Work item
Lines with the word "JSON" in them must be copied from the records below.

Dataset rows for apps and sites
*** Begin section ***

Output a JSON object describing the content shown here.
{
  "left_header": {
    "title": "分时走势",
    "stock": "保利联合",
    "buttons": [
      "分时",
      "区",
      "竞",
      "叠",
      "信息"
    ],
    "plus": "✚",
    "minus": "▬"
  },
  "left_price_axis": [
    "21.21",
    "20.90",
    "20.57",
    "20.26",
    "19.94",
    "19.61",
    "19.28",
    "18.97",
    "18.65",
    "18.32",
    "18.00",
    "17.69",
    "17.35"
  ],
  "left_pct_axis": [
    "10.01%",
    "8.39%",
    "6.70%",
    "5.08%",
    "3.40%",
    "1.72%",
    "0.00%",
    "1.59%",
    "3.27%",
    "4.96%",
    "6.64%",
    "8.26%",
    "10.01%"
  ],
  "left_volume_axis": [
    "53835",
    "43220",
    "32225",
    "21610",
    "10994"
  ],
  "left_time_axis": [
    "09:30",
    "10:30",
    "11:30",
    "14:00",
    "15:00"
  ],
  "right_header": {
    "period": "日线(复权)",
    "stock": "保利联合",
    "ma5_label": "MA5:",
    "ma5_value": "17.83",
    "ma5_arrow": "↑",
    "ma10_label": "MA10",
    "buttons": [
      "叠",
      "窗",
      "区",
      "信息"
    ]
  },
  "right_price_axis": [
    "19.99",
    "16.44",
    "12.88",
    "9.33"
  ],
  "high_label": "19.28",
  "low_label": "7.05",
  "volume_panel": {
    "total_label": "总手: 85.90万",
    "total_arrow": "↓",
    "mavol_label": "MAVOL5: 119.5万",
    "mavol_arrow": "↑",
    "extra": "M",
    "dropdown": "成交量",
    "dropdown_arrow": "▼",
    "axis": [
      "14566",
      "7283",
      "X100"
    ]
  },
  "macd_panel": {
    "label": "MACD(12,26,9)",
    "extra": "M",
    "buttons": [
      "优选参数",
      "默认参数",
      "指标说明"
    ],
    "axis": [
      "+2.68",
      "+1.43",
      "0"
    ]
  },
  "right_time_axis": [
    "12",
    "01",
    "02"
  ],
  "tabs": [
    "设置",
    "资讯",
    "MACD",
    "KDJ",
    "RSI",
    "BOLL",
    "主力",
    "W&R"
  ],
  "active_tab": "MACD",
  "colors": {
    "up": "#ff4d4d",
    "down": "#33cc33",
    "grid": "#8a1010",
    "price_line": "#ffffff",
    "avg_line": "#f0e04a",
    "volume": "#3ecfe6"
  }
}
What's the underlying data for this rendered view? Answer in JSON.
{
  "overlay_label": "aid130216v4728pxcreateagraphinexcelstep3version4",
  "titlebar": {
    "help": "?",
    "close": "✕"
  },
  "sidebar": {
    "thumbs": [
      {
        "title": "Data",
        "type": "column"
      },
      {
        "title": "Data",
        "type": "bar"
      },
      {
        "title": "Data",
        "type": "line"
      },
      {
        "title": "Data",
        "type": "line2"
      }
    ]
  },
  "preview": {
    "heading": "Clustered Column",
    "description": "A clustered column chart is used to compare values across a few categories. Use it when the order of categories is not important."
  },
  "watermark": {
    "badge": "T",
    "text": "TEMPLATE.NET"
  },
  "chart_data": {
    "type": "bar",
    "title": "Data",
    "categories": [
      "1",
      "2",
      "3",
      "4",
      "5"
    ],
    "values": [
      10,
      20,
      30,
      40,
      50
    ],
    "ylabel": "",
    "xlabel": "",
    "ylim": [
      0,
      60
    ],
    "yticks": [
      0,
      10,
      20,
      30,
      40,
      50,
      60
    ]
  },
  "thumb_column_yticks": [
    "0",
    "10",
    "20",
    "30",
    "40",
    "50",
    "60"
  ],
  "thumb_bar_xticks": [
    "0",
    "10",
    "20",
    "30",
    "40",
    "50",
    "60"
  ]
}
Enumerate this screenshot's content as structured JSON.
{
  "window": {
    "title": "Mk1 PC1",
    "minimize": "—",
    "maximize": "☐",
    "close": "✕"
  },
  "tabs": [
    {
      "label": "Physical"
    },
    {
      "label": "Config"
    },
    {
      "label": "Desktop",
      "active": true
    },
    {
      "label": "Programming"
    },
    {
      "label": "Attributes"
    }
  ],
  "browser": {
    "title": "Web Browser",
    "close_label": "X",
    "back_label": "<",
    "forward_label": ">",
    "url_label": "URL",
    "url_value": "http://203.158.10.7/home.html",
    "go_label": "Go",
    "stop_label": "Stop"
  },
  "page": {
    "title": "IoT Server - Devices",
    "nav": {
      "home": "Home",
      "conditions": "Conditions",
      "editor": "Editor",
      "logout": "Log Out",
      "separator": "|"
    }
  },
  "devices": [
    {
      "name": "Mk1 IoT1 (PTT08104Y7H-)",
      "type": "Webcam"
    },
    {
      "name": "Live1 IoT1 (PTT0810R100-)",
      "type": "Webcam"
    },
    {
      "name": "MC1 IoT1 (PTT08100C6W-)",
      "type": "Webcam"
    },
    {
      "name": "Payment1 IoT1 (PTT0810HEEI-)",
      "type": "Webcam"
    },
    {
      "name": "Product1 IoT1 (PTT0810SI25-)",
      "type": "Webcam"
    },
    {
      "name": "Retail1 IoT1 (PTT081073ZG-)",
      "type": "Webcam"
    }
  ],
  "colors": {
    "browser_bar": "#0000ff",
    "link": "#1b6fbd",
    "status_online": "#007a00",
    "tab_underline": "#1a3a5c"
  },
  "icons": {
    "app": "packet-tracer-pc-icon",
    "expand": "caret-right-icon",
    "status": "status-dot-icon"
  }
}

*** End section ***

Written answer
Output a JSON object describing the content shown here.
What's the underlying data for this rendered view? Answer in JSON.
Enumerate this screenshot's content as structured JSON.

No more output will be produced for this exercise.